COLUMN: Impoverished blacks not at fault

Jeremy Porter

America has a long history of racism which still continues today. People claim that opportunities for the poor have been greatly increased. It may be true that poor immigrants have those opportunities, but for most impoverished blacks it doesn’t seem to work that way.

Many poor blacks are looked down upon by upper class citizens as being responsible for their position in poverty. In reality, the lower-class black are no different than upper classes. They have a desire to work and support themselves. It’s sink or swim, and I don’t believe that these people are just letting themselves drown.

Many blacks are being denied opportunities through employment. It’s a fact that major corporations have been greedy and hire people from other countries to work for much less than the minimum wage for this country. That has burdened many poor blacks, making it so they are not able to find a job, forcing them to live off their knowledge of the streets in the ghetto.

Though a portion of the upper classes say the poor are in poverty because they aren’t working to get themselves out of their situation, it is actually the upper classes that have kept the poor where they are at. They need to understand that these impoverished blacks have been born in an environment where most of the opportunities they need are being devoured by the upper classes who don’t need them. The tax dollars are all going towards upper class communities while impoverished neighborhoods remain the same. It is very shameful for the government to focus on making the rich richer quicker and the poor progress slowly into higher class poverty.

The book Is Bill Cosby Right? gives several factors as to why many blacks live in poverty: social dislocation, economic equality, racial hierarchy, environmental devastation, material deprivation, restructured work and the like. Many upper class citizens believe that a lack of personal responsibility keeps the blacks poor. This is a confusion of cause and effect.

So many Americans look down on the poor based on their prejudices and biases. Many impoverished blacks find it extremely difficult to make it out of their situations because of stresses that the rich don’t have.
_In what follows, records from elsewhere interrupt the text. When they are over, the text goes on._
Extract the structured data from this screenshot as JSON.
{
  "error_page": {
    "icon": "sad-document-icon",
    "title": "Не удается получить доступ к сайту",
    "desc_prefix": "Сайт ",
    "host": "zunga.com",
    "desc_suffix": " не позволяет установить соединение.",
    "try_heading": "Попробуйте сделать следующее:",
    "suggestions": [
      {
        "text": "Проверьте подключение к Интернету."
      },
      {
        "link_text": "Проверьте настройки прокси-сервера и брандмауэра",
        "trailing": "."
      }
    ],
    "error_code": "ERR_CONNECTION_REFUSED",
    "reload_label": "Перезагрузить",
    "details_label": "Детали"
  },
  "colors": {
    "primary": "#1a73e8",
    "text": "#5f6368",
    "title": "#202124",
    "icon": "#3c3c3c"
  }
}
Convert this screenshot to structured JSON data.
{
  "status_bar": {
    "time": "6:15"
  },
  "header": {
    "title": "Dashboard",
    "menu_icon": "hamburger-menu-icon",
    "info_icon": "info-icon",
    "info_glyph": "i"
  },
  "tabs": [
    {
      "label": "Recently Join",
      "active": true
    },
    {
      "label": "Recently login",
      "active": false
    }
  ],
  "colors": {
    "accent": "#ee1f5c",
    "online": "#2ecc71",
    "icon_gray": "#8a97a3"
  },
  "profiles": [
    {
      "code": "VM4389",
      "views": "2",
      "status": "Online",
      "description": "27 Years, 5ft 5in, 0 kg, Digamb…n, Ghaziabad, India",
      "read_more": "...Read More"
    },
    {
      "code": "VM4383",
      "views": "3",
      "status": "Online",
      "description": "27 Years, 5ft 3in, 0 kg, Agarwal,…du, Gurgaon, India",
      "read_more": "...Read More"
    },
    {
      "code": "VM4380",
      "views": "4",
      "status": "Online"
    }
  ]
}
Imagine if all you worried about was if you could afford food, clothing or shelter, or get a job, instead of affording luxuries, such as where to eat or career choices. I find Cosby’s opinion biased, since he is currently a millionaire and not living in the current poor society.

What needs to be done to these impoverished communities is to give them better government funding. This government spends more money to imprison Americans (mostly blacks) than it does on schools. The solution is to cut spending on prisons so schools and health care can be better assessed. It’s already been done in Alabama, Arkansas and Kentucky as these states gave early releases for non-violent offenders and millions of dollars were saved. Yet, a state like California refused to do so.

By helping and recognizing that it isn’t poor blacks’ fault for where they are would be redeeming to them. If the obstacles they go through were taken away, it would greatly improve this nation and shift it towards a more equal society.

Jeremy Porter is a junior communications major and a columnist for the Daily Kent Stater. Contact him at [email protected].